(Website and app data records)
"""
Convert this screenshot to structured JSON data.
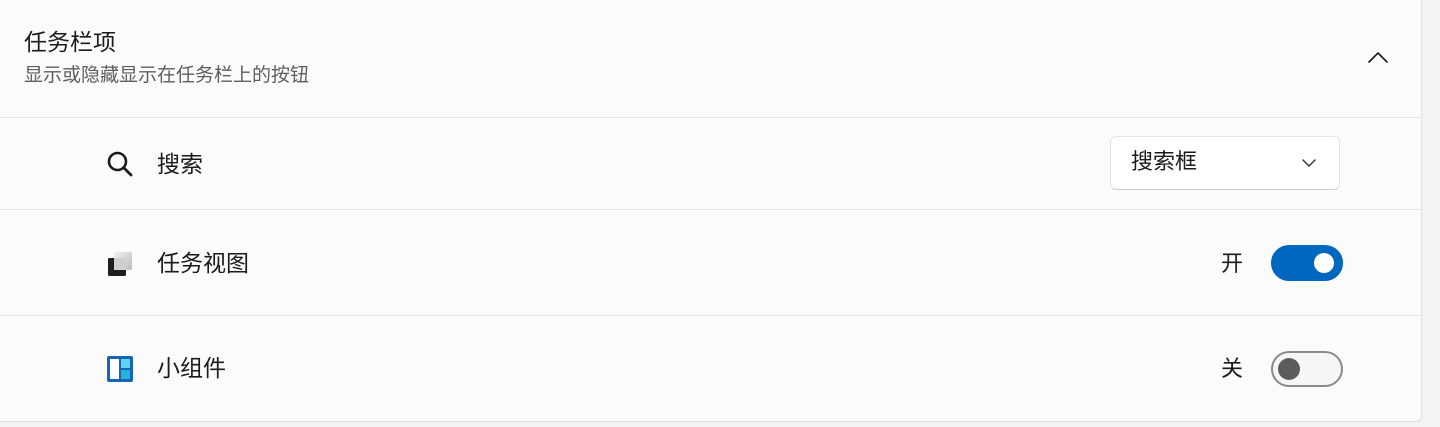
{
  "section": {
    "title": "任务栏项",
    "subtitle": "显示或隐藏显示在任务栏上的按钮",
    "collapse_icon": "chevron-up-icon"
  },
  "items": {
    "search": {
      "label": "搜索",
      "icon": "search-icon",
      "dropdown_value": "搜索框"
    },
    "task_view": {
      "label": "任务视图",
      "icon": "task-view-icon",
      "state_text": "开",
      "on": true
    },
    "widgets": {
      "label": "小组件",
      "icon": "widgets-icon",
      "state_text": "关",
      "on": false
    }
  },
  "colors": {
    "accent": "#0067c0",
    "panel_background": "#fbfbfb",
    "page_background": "#f3f3f3"
  }
}
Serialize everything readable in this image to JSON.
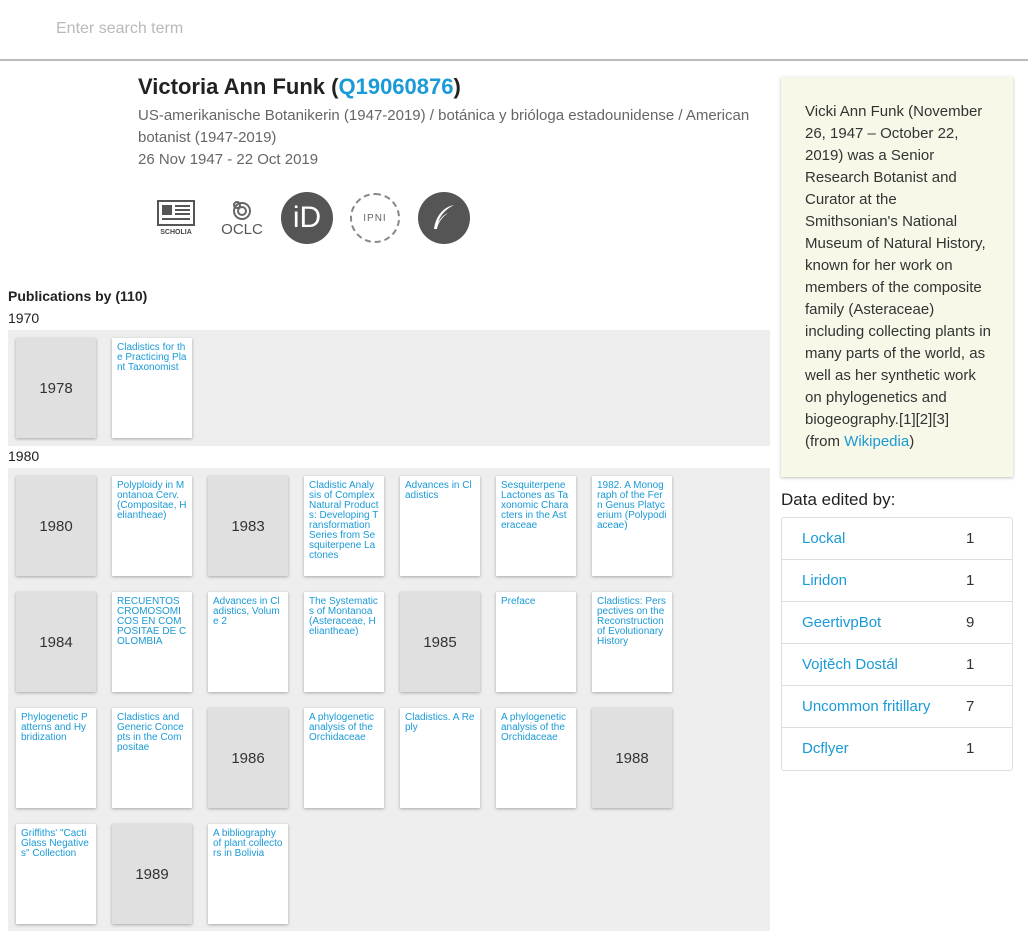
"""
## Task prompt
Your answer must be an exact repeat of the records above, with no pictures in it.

## Exercise result
Convert this screenshot to structured JSON data.
{
  "section": {
    "title": "任务栏项",
    "subtitle": "显示或隐藏显示在任务栏上的按钮",
    "collapse_icon": "chevron-up-icon"
  },
  "items": {
    "search": {
      "label": "搜索",
      "icon": "search-icon",
      "dropdown_value": "搜索框"
    },
    "task_view": {
      "label": "任务视图",
      "icon": "task-view-icon",
      "state_text": "开",
      "on": true
    },
    "widgets": {
      "label": "小组件",
      "icon": "widgets-icon",
      "state_text": "关",
      "on": false
    }
  },
  "colors": {
    "accent": "#0067c0",
    "panel_background": "#fbfbfb",
    "page_background": "#f3f3f3"
  }
}
Serialize everything readable in this image to JSON.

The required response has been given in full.